Turkey's chief prosecutor has asked the country's constitutional court to cut off public funding to the ruling Justice and Development Party (AK), in what could prove a serious blow to the Islamist-based movement.
Erdogan became prime minister earlier this month
Sabih Kanadoglu made the announcement after the collapse of his efforts to ban the AK, which won a landslide victory in last November's elections.
Mr Kanadoglu sought to outlaw the AK on the grounds that it had failed to obey a constitutional court order demanding it remove Recep Tayyip Erdogan - then its chairmen and now the country's prime minister - from office after he was convicted of Islamist sedition for citing a poem.
While all political parties in Turkey are entitled to seek private funding, they rely heavily on assistance from the treasury - especially in the run-up to elections.
Soon after the AK won the November elections, the Turkish parliament overturned a constitutional ban which prevented Mr Erdogan from becoming prime minister because of the conviction for sedition.
The change was part of a package of measures bringing Turkey into line with the European Union, which it aspires to join and which has criticised Turkey's record on freedom of speech and human rights.
Banning the AK is now naturally out of the question - but there is now the punishment to partially or totally cut off
treasury funding to the party
Mr Erdogan was named prime minister earlier this month.
Mr Kanadoglu, whose case has been criticised by human rights groups, said he accepted closure of the prime minister's party was out of the question.
But he insisted that the party should nonetheless suffer for its refusal to follow a court order regarding Mr Erdogan.
"When a constitutional order is violated, a legal result occurs.
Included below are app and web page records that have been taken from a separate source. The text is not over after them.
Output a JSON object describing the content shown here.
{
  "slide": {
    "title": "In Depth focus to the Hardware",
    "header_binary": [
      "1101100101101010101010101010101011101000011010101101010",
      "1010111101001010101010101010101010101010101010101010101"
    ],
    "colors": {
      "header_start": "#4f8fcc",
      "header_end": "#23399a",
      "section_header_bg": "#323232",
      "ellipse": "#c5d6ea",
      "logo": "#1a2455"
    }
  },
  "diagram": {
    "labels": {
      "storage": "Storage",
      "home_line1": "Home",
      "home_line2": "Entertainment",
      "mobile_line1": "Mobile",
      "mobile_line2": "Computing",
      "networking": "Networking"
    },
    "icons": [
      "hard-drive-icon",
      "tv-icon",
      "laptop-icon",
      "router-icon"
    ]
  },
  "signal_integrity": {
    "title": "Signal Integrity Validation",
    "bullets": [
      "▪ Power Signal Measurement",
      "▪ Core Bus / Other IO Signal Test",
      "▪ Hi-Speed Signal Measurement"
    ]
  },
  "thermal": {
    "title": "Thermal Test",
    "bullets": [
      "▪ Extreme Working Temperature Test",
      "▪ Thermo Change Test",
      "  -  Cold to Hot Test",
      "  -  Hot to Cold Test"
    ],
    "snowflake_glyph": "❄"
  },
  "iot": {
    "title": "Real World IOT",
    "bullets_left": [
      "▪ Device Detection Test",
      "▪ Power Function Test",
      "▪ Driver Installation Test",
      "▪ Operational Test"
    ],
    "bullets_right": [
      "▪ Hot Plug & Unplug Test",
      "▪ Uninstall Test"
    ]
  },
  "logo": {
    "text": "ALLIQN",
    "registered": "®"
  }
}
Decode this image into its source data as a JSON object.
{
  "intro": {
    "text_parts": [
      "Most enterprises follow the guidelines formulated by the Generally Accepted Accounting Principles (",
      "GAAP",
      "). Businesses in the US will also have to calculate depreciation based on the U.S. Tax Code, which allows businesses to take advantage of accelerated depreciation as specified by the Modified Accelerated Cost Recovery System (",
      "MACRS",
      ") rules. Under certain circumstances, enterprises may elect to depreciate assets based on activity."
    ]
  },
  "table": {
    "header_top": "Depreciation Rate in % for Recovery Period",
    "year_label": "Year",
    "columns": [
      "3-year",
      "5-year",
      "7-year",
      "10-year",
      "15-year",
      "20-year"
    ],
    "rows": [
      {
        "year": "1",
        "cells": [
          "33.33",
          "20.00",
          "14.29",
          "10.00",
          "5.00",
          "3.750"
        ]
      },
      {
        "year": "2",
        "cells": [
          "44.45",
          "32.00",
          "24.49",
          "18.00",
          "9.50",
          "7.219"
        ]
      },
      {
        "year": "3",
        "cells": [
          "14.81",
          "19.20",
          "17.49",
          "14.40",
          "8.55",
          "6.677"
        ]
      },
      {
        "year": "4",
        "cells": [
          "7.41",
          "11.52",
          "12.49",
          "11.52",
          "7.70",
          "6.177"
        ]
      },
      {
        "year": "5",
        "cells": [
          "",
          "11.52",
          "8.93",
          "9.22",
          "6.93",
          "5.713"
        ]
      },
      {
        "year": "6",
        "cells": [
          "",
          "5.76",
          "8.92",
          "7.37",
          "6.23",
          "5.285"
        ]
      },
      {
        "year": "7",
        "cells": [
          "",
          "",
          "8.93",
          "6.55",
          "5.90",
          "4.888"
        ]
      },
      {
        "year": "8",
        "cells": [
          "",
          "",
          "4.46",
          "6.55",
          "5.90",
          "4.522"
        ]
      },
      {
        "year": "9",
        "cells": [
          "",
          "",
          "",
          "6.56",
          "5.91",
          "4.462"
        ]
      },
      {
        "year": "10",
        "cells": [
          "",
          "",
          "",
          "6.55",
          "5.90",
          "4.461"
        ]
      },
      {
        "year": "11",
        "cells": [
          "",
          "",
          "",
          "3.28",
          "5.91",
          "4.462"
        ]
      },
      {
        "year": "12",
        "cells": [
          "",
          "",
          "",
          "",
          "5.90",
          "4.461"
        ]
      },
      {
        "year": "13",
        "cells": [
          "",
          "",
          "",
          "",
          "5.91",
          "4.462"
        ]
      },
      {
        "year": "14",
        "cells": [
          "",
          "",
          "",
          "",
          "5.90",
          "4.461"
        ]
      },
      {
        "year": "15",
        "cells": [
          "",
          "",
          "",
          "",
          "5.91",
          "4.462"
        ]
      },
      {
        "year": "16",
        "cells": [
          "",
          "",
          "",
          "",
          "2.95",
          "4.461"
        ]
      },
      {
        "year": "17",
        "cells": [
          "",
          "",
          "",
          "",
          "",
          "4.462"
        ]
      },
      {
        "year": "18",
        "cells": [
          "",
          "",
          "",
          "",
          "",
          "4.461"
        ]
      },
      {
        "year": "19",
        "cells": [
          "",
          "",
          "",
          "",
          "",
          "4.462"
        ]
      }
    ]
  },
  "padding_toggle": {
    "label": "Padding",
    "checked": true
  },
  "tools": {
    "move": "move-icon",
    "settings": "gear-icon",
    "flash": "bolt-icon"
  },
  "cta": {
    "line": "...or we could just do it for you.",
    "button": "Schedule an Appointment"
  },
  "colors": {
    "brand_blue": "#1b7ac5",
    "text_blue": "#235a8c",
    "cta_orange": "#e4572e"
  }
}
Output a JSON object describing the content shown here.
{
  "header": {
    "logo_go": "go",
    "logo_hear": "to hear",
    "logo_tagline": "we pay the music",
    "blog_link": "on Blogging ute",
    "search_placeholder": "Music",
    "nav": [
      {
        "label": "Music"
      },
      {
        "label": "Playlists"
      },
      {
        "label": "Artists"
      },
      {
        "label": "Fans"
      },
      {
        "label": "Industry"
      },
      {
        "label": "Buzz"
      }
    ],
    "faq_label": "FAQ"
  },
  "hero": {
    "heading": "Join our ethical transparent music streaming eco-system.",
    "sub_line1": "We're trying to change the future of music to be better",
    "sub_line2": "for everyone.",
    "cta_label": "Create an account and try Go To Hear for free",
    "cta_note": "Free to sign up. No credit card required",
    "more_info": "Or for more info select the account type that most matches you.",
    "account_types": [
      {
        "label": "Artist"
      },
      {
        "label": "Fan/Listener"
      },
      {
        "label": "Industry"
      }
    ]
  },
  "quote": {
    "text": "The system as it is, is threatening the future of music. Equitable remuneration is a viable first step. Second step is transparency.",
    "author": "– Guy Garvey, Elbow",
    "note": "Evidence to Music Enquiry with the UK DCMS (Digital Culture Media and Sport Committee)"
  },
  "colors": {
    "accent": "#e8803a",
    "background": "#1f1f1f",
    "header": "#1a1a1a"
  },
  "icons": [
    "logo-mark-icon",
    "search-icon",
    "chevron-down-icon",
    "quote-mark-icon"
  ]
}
What should be protected here is the binding status of the decision of the constitutional court and non-violation of that order," he said.
"Banning the AK is now naturally out of the question. But there is now the punishment to partially or totally cut off
treasury funding to the party."
The AK, as a party with Islamist roots, has come in for close scrutiny from the Turkish army, regarded as the guarantor of the country's secular constitution.